Work request
Among the lines of the records below, count those with the word "title". Reply with that number alone.

Dataset excerpts

————

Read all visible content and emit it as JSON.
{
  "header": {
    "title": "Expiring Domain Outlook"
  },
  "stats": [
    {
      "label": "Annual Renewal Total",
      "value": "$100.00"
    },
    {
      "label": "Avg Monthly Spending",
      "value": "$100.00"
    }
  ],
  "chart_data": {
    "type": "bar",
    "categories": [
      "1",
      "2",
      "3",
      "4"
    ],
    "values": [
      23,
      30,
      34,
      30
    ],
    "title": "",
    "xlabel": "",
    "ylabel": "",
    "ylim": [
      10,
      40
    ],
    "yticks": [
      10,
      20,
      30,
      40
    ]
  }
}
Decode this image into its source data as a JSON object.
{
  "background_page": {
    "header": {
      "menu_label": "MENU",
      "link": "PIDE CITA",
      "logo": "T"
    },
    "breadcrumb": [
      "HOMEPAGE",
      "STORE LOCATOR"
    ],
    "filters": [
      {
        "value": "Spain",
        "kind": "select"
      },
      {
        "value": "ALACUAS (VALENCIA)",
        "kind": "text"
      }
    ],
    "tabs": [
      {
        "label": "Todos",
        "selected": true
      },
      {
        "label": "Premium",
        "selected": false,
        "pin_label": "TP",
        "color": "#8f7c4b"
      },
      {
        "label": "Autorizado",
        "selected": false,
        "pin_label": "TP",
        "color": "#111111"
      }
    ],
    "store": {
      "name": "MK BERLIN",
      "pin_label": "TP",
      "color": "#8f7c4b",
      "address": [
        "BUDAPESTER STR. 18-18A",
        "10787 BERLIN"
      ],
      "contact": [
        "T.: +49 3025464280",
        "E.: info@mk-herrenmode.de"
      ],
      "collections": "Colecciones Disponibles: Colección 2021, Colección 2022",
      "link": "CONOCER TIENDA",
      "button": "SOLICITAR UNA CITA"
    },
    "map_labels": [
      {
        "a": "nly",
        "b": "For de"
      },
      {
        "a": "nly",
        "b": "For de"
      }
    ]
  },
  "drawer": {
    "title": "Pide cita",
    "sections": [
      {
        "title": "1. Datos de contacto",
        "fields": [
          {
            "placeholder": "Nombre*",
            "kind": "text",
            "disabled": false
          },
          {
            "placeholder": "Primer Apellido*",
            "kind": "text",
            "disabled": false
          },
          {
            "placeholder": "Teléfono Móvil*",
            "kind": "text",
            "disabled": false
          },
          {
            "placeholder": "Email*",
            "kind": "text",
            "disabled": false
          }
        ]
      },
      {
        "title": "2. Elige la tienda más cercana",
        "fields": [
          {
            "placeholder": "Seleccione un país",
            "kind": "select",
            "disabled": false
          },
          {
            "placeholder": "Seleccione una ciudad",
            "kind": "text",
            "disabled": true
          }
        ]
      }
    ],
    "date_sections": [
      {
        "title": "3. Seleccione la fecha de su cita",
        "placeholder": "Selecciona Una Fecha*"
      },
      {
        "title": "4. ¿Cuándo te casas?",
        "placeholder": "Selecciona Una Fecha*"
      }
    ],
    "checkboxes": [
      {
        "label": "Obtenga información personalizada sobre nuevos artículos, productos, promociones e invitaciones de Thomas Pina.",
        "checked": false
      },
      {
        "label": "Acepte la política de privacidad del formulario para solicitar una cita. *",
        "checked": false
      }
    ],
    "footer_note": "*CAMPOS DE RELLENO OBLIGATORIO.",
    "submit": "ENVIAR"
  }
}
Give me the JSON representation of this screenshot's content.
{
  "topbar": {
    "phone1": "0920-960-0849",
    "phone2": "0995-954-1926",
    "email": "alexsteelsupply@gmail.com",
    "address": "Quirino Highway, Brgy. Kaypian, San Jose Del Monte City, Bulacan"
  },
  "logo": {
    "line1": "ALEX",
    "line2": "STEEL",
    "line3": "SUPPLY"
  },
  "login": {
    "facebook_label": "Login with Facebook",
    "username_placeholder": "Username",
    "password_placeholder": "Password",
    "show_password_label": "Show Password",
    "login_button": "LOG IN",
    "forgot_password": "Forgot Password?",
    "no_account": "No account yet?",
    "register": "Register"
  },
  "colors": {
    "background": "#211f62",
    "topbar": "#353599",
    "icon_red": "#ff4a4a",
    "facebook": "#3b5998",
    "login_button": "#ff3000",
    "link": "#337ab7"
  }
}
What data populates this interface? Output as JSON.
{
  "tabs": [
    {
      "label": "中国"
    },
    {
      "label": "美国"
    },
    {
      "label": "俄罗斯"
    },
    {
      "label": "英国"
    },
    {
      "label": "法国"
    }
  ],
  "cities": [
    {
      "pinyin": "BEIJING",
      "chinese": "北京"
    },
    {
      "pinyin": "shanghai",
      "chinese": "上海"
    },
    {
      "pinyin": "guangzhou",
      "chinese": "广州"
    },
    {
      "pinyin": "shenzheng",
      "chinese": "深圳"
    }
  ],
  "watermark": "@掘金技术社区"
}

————

Result of this exercise
7